Veiled woman admits charge after jury is dismissed
A Muslim woman on trial for witness intimidation has admitted the charge, after a jury failed to reach a verdict.
Rebekah Dawson, 22, had declined to give evidence on religious grounds after being told she had to remove her face veil.
The jury at Blackfriars Crown Court was discharged when they failed to reach a verdict.
After a short delay Dawson returned to court and admitted the charge, which she had previously denied.
Dawson, of Hackney, east London, admitted intimidating security guard Daudi Yusuf at the Finsbury Park mosque in north London in June, after he was involved in a row with her husband, Royal Barnes.
Judge Peter Murphy ruled in September that Dawson could wear her niqab in court but said she would have to let the jury of five women and seven men see her face if she gave evidence.
She had said it was against her religious beliefs to show her face to men.Brother cleared
Earlier in the trial, the judge warned jurors to put aside any feelings they might have about her appearance because it would have nothing to do with the case.
During his summing up, the judge said: "This is not a ruling about religion. It is about the ability of the court to hear a fair trial."
The jury also failed to reach a verdict in the case of her brother Matthias Dawson, 32, who faced the same charge of witness intimidation.
Prosecutor Kate Wilkinson said the crown would offer no evidence against him following his sister's guilty plea and he walked free from court.

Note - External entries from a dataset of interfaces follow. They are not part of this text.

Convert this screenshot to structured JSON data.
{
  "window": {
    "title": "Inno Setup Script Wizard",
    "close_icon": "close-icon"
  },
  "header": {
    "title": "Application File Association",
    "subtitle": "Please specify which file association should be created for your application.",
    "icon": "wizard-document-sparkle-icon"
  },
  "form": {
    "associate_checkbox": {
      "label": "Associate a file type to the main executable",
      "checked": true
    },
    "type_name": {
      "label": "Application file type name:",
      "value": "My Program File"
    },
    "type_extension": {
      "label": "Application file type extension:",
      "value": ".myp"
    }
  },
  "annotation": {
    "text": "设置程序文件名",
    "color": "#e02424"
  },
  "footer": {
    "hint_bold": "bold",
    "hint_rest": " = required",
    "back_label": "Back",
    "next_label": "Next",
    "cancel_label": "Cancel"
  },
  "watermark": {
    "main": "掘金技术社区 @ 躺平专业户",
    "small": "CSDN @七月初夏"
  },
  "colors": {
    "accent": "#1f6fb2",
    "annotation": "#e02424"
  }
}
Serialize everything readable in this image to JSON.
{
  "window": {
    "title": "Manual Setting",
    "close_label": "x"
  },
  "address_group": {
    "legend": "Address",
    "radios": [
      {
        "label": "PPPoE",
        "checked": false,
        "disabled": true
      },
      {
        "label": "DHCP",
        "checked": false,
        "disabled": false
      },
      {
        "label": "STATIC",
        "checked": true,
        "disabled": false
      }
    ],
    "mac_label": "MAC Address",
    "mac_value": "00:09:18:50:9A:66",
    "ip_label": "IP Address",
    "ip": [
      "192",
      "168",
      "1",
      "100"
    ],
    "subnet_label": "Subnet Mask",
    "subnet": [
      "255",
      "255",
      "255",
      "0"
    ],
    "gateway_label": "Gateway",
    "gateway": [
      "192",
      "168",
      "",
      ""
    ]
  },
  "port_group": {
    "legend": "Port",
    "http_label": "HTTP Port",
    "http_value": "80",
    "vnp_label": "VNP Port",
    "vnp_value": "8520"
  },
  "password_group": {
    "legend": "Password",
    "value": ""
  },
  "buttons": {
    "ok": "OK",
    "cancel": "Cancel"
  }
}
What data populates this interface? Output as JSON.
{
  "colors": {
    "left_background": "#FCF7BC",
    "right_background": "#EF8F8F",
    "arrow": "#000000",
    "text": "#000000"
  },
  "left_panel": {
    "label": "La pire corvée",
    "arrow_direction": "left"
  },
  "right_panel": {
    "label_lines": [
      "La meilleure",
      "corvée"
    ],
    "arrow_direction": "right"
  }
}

During the trial a police officer, who had been present when Dawson had her photograph taken after she was arrested last June, had to repeatedly go into a private room with the defendant to verify her identity.
The female officer then had to go into the witness box under oath and confirm that the woman under the veil was Dawson.
Dawson was released on bail ahead of her sentencing, the date of which has not been confirmed.
A judicial spokeswoman said the Lord Chief Justice was looking into whether judges need updated guidance on what could be worn in court.